# Work instructions:
Which of the lines below mention the word "icon"? Pull each one out.

# Exercise material:
---+---

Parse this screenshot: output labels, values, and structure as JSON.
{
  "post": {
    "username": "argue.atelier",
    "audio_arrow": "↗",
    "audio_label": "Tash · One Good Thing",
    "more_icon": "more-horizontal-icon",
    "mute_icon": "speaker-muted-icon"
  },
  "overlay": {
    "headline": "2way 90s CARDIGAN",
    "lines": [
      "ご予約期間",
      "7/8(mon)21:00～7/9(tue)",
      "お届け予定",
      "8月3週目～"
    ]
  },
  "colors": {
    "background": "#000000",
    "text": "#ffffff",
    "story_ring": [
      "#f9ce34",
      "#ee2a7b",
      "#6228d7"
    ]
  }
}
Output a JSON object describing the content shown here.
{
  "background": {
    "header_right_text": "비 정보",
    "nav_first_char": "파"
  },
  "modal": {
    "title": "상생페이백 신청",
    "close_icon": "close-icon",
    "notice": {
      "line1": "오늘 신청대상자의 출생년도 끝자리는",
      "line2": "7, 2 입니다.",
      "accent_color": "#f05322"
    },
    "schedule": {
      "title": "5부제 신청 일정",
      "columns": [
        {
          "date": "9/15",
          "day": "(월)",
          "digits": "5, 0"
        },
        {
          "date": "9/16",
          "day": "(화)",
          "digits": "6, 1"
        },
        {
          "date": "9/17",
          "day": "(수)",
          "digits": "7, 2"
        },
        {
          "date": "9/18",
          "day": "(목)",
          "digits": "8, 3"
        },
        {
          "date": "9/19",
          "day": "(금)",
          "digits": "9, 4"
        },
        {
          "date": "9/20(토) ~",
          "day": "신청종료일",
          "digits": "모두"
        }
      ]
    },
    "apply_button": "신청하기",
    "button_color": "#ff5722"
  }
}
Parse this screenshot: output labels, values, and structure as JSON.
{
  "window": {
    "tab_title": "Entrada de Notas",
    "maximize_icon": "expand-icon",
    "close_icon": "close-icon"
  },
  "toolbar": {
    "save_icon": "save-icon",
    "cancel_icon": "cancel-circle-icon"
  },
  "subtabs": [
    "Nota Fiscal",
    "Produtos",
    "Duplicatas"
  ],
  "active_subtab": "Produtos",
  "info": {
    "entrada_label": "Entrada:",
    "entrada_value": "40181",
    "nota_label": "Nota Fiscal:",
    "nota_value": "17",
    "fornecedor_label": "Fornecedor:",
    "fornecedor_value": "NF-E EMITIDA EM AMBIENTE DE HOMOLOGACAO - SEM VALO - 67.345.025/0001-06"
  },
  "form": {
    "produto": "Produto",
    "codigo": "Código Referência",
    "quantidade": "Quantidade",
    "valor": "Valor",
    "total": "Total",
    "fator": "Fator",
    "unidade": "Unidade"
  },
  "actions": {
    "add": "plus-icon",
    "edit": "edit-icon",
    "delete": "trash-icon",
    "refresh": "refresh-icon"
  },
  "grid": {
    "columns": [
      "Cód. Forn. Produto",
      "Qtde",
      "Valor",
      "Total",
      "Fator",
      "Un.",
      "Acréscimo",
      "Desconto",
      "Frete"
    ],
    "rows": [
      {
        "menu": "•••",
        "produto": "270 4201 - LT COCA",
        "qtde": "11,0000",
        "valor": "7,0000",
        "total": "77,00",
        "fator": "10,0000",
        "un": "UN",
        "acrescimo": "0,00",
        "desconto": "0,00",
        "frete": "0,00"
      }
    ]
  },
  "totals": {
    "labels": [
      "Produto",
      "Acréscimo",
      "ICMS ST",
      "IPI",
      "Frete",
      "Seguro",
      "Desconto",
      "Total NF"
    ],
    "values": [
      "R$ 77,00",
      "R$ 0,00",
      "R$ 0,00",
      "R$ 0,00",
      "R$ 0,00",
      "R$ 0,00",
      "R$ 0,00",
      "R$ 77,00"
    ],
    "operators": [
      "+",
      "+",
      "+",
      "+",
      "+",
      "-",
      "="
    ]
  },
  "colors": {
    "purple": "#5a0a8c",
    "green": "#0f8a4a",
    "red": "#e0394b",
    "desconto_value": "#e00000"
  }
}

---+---

# Answer space:
    "more_icon": "more-horizontal-icon",
    "mute_icon": "speaker-muted-icon"
    "close_icon": "close-icon",
    "maximize_icon": "expand-icon",
    "close_icon": "close-icon"
    "save_icon": "save-icon",
    "cancel_icon": "cancel-circle-icon"
    "add": "plus-icon",
    "edit": "edit-icon",
    "delete": "trash-icon",
    "refresh": "refresh-icon"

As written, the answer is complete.